Reptiles are animals in the (Linnaean) class Reptilia. They are characterized by breathing air, laying tough-shelled amniotic eggs, and having skin covered in scales and/or scutes. Reptiles are classically viewed as having a "cold-blooded" metabolism. They are tetrapods (either having four limbs or being descended from four-limbed ancestors). Modern reptiles inhabit every continent with the exception of Antarctica, and four living orders are currently recognized:
- Crocodilia (crocodiles, gavials, caimans, and alligators): 23 species
- Sphenodontia (tuataras from New Zealand): 2 species
- Squamata (lizards, snakes, and worm lizards): approximately 7,900 species
- Testudines (turtles and tortoises): approximately 300 species

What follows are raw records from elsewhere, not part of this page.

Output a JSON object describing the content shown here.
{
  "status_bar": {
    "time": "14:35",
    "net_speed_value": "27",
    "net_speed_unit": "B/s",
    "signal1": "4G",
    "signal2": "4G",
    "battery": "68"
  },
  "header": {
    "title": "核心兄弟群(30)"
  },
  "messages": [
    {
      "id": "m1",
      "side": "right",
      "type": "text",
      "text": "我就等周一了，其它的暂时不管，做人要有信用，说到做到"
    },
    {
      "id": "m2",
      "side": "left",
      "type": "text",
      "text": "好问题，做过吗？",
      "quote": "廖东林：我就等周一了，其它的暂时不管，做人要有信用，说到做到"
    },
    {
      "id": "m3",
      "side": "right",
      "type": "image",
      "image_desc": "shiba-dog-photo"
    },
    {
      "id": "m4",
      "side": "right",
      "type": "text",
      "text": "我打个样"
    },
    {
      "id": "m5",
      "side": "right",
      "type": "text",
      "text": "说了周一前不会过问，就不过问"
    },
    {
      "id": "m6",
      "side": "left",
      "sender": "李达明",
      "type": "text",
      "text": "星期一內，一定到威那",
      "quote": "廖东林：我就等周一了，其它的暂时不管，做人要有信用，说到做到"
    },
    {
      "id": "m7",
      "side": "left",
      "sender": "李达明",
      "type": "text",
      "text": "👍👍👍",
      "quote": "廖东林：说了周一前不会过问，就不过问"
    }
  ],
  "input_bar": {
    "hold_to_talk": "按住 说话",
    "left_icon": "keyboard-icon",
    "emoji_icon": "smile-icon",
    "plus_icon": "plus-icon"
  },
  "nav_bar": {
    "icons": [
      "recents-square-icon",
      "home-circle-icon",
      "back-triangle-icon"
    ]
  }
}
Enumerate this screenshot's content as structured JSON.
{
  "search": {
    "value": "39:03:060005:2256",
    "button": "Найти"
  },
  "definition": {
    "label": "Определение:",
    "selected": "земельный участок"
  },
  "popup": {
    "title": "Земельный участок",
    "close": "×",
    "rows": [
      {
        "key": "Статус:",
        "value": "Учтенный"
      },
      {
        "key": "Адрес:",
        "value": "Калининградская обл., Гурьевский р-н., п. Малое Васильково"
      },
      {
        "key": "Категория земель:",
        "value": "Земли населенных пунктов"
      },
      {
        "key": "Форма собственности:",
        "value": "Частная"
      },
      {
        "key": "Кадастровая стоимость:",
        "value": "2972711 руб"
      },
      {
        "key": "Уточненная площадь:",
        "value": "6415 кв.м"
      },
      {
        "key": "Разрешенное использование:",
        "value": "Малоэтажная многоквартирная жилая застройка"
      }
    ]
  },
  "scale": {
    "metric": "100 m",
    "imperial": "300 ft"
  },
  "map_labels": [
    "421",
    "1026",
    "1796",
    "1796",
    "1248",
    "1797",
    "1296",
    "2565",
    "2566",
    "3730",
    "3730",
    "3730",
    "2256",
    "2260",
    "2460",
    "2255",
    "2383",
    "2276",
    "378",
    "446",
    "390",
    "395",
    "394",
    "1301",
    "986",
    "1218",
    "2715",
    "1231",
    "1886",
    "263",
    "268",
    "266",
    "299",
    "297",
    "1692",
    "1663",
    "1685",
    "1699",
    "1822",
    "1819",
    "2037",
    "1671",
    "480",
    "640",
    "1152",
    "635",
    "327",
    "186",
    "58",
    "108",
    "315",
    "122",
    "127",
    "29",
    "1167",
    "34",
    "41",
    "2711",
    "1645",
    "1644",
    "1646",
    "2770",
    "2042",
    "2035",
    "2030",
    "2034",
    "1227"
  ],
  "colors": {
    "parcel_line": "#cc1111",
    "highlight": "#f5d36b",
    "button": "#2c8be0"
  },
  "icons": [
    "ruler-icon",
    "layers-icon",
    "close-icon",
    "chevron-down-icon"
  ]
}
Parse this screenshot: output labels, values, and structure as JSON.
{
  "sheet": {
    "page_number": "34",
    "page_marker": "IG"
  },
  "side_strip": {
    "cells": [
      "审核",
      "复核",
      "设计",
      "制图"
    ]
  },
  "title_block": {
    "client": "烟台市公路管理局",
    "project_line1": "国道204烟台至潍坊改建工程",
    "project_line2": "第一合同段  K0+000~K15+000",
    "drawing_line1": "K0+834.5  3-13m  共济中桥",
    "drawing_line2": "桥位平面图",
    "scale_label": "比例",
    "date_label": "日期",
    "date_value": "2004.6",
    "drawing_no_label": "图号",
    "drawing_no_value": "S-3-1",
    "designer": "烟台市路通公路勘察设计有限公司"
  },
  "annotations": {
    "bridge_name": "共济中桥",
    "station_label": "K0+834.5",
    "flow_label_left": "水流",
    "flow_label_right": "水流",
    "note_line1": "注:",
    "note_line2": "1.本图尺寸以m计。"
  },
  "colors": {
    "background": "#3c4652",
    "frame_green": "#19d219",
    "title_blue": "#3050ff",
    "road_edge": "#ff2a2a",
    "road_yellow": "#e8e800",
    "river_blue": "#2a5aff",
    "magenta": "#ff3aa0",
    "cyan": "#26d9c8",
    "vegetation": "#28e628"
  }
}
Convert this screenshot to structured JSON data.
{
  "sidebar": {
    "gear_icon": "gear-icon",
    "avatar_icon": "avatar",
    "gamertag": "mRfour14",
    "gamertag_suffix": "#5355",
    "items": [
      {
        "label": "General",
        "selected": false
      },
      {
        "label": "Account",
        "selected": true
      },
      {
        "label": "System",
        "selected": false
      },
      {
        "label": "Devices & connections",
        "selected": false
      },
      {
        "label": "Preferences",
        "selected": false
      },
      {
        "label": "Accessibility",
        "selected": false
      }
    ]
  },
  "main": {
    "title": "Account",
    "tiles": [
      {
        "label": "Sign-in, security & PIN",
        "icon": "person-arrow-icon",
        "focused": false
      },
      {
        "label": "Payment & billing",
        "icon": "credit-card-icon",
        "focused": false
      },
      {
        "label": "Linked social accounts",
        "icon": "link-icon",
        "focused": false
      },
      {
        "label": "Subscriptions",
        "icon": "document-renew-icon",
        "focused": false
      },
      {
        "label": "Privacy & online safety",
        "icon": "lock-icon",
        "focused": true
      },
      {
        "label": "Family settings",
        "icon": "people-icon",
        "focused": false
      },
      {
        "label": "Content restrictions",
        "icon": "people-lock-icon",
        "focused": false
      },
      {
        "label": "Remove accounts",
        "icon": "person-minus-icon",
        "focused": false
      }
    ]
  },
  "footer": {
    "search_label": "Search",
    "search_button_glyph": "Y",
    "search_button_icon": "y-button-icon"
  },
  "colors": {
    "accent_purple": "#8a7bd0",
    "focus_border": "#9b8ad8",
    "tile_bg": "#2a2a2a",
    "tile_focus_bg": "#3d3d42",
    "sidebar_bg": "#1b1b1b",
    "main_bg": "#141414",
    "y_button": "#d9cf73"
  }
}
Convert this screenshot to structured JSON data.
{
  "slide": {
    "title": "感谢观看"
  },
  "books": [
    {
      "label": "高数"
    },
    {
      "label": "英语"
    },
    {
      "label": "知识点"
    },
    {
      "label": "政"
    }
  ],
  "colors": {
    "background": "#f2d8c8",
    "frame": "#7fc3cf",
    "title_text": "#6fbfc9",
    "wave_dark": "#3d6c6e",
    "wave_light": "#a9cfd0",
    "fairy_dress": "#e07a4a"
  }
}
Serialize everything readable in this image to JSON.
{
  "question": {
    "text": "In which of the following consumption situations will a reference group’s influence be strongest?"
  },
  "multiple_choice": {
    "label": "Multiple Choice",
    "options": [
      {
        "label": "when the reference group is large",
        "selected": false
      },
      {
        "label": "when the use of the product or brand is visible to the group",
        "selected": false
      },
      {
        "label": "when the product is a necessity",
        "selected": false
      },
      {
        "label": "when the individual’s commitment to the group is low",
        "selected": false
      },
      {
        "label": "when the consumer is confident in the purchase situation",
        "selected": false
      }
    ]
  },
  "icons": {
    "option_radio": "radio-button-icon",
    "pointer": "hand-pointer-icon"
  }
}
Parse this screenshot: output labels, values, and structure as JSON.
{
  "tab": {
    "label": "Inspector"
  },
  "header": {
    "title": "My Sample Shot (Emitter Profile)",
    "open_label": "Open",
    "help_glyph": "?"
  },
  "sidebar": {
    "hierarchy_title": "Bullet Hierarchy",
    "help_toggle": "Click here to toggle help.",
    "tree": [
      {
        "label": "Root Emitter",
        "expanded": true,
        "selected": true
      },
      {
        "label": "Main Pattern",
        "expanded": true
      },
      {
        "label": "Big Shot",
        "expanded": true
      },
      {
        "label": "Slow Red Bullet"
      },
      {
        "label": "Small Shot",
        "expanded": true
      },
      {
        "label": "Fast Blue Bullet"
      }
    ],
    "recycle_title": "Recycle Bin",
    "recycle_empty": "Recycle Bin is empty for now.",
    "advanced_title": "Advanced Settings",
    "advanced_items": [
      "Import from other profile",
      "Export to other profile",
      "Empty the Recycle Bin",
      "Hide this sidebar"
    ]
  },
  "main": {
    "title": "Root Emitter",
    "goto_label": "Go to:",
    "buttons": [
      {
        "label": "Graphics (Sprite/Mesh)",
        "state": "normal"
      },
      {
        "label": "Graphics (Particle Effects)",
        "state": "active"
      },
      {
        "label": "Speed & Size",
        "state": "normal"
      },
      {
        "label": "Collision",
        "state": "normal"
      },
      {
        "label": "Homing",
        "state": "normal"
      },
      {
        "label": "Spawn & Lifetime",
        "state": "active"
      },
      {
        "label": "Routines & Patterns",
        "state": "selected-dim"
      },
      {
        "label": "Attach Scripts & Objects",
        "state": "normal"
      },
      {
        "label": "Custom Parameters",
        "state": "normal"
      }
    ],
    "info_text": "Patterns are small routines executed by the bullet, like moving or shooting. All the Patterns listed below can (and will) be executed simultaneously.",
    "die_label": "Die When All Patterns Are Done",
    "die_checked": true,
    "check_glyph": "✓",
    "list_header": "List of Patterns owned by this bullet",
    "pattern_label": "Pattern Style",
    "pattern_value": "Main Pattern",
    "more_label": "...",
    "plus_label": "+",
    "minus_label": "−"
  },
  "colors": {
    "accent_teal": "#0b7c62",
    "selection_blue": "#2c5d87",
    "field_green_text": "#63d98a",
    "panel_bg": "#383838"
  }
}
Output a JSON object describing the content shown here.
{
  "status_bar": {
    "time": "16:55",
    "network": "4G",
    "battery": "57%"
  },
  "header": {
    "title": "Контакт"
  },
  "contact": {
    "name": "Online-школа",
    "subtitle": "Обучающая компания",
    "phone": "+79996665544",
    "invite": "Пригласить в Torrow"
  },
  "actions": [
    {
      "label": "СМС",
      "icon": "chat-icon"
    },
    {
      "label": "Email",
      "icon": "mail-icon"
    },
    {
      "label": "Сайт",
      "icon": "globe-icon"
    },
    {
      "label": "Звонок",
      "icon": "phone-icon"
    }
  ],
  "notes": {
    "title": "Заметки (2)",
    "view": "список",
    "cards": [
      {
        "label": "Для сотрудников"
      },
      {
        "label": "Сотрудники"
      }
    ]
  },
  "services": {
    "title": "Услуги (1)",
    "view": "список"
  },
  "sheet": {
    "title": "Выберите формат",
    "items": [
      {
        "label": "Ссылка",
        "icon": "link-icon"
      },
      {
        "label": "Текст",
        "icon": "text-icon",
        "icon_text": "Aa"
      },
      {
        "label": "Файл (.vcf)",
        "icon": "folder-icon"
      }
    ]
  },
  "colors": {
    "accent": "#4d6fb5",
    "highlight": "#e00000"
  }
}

The majority of reptile species are oviparous (egg-laying), although certain species of squamates are capable of giving live birth. This is achieved by either ovoviviparity (egg retention) or viviparity (birth of offspring without the development of calcified eggs). Many of the viviparous species feed their fetuses through various forms of placenta analogous to those of mammals, with some providing initial care for their hatchlings. Extant reptiles range in size from a tiny gecko, Sphaerodactylus ariasae, that grows to only 1.6 cm (0.6 in) to the saltwater crocodile, Crocodylus porosus, that may reach 6 m in length and weigh over 1,000 kg. The science dealing with reptiles is called herpetology.